= Your objective =
In the listing, determine how many lines contain "this". The reply is that number alone.

*** Recorded information

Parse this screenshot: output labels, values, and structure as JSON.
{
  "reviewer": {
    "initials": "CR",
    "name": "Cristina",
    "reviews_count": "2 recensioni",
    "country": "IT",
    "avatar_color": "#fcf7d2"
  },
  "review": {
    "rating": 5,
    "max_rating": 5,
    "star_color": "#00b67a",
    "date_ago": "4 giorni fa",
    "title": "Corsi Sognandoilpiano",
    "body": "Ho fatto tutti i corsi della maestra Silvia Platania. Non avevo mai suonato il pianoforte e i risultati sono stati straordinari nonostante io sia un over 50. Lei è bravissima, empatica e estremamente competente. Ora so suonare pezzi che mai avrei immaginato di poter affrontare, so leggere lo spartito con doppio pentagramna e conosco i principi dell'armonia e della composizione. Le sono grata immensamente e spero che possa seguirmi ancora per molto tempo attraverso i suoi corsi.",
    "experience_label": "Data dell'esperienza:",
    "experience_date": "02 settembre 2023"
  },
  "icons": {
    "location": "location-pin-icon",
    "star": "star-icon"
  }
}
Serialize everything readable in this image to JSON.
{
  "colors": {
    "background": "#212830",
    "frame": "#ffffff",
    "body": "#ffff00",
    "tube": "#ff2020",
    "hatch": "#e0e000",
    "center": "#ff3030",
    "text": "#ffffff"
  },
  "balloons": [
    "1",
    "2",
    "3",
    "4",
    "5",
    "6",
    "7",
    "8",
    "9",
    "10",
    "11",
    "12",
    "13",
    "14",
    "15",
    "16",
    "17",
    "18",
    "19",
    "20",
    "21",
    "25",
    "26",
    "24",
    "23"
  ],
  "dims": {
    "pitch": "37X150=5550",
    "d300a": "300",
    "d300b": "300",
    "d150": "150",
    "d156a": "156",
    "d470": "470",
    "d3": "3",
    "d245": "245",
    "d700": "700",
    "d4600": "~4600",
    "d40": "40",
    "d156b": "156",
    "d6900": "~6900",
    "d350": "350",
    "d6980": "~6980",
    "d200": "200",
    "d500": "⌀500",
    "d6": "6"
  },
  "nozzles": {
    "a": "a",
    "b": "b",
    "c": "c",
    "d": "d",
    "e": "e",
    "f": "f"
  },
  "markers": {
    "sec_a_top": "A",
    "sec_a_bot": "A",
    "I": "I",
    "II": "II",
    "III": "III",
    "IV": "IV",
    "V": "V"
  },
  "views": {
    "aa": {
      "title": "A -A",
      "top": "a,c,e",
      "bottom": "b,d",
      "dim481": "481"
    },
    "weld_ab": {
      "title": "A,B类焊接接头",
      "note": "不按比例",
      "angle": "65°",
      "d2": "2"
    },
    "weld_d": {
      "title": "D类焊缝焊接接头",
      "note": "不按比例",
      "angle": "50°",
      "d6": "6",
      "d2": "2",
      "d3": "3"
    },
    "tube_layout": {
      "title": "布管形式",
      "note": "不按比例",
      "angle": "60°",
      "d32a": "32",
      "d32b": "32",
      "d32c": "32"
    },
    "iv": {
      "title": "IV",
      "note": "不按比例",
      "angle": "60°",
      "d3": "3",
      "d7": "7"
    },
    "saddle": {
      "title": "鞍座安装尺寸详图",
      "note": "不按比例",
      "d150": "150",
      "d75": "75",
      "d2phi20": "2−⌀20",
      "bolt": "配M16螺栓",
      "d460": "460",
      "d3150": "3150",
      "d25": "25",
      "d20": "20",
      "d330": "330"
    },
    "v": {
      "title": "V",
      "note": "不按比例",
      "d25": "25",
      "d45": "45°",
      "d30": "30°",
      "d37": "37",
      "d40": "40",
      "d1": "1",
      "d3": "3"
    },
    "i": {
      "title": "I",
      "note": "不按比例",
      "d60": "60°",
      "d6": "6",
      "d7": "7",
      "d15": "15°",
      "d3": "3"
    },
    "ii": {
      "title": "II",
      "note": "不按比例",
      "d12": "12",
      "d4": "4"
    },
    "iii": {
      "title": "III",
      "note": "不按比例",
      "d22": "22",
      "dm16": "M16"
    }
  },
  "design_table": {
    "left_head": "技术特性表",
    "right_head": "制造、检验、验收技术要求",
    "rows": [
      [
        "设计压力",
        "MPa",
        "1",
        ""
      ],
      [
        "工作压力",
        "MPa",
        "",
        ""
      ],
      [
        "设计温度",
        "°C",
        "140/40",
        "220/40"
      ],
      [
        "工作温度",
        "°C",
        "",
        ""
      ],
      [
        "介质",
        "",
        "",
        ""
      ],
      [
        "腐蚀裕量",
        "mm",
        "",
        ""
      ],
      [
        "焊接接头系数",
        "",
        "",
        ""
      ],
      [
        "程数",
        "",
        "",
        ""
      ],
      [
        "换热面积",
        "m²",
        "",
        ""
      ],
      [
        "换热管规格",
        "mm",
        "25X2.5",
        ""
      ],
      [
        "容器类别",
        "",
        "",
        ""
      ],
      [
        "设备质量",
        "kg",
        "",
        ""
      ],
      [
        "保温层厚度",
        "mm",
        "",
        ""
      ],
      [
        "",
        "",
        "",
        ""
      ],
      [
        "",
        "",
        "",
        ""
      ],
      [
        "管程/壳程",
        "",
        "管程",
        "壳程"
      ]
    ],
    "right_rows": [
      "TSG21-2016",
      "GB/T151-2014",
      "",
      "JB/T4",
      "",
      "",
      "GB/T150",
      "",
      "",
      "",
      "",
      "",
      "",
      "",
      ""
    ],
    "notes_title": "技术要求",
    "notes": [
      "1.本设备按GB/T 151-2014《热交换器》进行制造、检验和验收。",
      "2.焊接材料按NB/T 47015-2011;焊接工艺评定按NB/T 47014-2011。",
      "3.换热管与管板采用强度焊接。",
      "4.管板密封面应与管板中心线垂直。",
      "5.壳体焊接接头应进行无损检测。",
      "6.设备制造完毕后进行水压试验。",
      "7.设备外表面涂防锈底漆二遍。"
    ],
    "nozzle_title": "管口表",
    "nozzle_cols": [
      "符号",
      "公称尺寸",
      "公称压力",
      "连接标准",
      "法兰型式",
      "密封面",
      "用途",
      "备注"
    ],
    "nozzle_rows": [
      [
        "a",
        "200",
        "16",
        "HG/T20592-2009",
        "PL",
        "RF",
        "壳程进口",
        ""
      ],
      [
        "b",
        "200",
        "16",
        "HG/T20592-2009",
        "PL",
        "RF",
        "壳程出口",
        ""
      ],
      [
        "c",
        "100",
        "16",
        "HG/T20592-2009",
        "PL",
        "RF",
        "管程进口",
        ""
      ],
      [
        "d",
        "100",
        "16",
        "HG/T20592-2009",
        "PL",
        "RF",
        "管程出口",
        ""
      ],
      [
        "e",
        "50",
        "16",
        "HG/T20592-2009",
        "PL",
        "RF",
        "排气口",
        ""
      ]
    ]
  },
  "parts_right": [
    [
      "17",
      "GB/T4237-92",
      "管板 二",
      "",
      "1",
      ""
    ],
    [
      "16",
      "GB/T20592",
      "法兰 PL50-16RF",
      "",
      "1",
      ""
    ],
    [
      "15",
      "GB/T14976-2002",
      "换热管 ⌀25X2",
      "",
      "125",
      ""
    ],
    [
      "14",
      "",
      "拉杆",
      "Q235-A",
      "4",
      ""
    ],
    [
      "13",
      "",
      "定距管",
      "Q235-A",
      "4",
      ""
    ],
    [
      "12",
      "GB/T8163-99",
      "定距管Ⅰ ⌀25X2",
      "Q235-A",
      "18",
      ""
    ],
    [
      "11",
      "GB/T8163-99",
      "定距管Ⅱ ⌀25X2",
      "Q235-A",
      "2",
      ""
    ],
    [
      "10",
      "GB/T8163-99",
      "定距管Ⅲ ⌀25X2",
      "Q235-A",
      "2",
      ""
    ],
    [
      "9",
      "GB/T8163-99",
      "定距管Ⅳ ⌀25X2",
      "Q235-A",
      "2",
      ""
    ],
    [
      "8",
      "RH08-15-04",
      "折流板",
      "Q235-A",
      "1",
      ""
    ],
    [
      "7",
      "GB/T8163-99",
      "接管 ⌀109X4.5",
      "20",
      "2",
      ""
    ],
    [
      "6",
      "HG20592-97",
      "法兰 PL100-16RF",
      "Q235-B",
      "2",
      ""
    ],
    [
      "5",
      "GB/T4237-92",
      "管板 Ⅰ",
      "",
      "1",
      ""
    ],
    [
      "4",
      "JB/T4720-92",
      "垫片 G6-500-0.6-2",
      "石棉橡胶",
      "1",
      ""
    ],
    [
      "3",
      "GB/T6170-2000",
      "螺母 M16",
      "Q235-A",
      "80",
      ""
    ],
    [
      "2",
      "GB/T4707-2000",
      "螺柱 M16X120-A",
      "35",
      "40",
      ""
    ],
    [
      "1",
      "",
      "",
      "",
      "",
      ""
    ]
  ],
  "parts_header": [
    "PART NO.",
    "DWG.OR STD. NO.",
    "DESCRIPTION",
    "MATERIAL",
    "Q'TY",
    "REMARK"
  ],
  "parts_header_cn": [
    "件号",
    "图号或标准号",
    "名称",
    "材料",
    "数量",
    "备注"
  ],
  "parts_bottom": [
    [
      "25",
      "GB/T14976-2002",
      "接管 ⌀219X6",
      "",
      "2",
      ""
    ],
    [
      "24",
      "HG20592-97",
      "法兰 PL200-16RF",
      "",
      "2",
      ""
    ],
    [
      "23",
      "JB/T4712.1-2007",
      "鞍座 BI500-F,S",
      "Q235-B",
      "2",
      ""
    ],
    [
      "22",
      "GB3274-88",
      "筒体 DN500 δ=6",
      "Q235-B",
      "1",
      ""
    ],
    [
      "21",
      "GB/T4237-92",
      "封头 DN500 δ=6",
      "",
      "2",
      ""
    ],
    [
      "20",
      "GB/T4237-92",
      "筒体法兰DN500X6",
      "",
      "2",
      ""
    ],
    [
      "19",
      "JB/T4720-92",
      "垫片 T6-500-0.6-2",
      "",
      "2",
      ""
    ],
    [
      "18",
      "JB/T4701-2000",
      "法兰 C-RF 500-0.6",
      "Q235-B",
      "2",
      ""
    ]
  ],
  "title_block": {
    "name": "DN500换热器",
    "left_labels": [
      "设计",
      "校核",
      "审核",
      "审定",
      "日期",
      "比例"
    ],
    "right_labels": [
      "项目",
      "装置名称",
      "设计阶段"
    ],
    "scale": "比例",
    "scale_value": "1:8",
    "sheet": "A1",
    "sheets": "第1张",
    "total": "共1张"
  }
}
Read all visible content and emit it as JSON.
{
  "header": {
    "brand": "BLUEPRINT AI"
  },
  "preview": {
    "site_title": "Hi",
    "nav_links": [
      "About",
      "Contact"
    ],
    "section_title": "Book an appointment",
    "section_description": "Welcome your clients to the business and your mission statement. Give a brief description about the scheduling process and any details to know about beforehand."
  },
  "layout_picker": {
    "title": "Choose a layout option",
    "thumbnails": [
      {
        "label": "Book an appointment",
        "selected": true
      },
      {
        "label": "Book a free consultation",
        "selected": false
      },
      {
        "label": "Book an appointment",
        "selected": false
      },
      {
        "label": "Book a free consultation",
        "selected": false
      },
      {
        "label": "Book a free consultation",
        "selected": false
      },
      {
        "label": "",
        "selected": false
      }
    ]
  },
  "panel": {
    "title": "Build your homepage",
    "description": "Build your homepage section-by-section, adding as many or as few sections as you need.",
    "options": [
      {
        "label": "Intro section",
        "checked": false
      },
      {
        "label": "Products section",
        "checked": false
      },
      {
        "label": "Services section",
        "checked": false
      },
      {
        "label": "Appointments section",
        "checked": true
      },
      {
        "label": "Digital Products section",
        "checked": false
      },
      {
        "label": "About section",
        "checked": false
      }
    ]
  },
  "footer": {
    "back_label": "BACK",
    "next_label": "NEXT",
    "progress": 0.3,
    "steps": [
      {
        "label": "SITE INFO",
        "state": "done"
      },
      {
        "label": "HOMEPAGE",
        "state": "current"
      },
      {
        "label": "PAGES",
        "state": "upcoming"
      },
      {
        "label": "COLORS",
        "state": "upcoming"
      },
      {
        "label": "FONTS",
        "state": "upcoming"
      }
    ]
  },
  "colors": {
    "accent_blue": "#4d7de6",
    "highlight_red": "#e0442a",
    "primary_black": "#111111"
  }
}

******

= Task solution =
2